In this exercise on the six sense doors, the practice is to know the object that we are seeing – to know we are seeing something – and to know the eyes, and to be able to see in a relaxed way. But then also to notice one of the things that is in between. Specifically, this exercise is about noticing the knot. This is sometimes translated into English as a "fetter". But I think the Pāli word is better rendered as the word "knot". "Fetter" can imply that we are fettered – we are hindered by something (which is true). Knot means we are knotted up in it or entangled in it. I personally prefer the language of entanglement – being knotted up in something.
When I have some problem with my computer, and my eyesight is knotted up – entangled in trying to figure out what is going on here – I am looking, and my eyes are not relaxed. Rather than just gazing at the issue and letting the a quiet inner exploration figure it out, I might be entangled and caught in the issue.
It is possible to become aware that there is the object we see, there are the eyes that are seeing, and then there is what is in between. Some of you might have more of a sense that the knot is in the mind – behind the eyes. But between the two, or in addition to the two, there is the way we are knotted up. These things are entangled with each other, so that the way that we are looking is not relaxed and easeful. Instead, we are looking in a way that is caught, preoccupied or concerned with what we are looking at. This becomes stressful for the eyes. They become locked, and they get tight and tired. They have lost the relaxed way of being.

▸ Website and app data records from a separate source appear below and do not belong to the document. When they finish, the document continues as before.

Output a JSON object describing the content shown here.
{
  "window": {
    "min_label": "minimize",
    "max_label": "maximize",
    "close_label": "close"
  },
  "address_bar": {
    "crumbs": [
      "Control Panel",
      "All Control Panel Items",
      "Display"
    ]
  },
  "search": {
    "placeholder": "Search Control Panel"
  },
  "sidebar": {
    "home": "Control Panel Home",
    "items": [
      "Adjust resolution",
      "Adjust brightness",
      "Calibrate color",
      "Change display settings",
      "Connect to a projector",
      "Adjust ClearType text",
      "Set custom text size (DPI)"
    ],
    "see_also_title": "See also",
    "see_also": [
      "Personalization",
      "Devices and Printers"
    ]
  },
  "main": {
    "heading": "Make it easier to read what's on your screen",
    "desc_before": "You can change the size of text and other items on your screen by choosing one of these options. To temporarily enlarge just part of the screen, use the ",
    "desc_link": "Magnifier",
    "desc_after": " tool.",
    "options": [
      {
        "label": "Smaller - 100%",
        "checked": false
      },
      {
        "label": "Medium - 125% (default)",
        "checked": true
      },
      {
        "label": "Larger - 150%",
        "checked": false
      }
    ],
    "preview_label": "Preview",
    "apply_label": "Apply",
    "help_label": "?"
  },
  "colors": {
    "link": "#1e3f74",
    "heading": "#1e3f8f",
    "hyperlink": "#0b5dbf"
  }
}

One of the reasons to cultivate mindfulness of seeing is to learn develop the capacity for this relaxed gaze, so that we become more sensitive to the knots when they occur. This is not an incidental exercise that the Buddha gave us. But rather, it is another perspective from which we can become aware of all the ways we get attached. Every attachment is an attachment at some particular sense door. As we become aware of each of the different sense doors, this awareness is a different angle for becoming aware of attachment itself.
Sometimes it is what we see; sometimes what we hear, taste, smell, or touch, and then the mind door is a big one. This particular exercise in satipaṭṭhāna very carefully and repeatedly goes through each of these six sense doors, and talks about seeing the sense door and seeing the object. This first exercise is about knowing sight and sight objects: knowing the eye that is seeing, and knowing the knot that is between them.
More than that, this teaching is also about knowing the manner in which that knot arises, seeing it appear,and then letting go of it. Seeing the appearance of a knot, when it first occurs, is an amazing vantage point where it is easier to let go. So – relaxed seeing, noticing how the eyes get locked in and knotted up, but noticing that just as it occurs, and then letting it go.
Today, as you go about your day over the next 24 hours, you might give special attention to seeing. See if you can learn greater ways of looking in a relaxed way – calm relaxed looking, where the eyes can look at things and even study them. But do it in a very relaxed receptive mode. As you get the hang of that, maybe then you can start noticing when the eyes are not that way – when they are locked or straining. That is the knot. Maybe you can let go of it. That is the introduction to the topic for this week: mindfulness at the six sense doors. Thank you.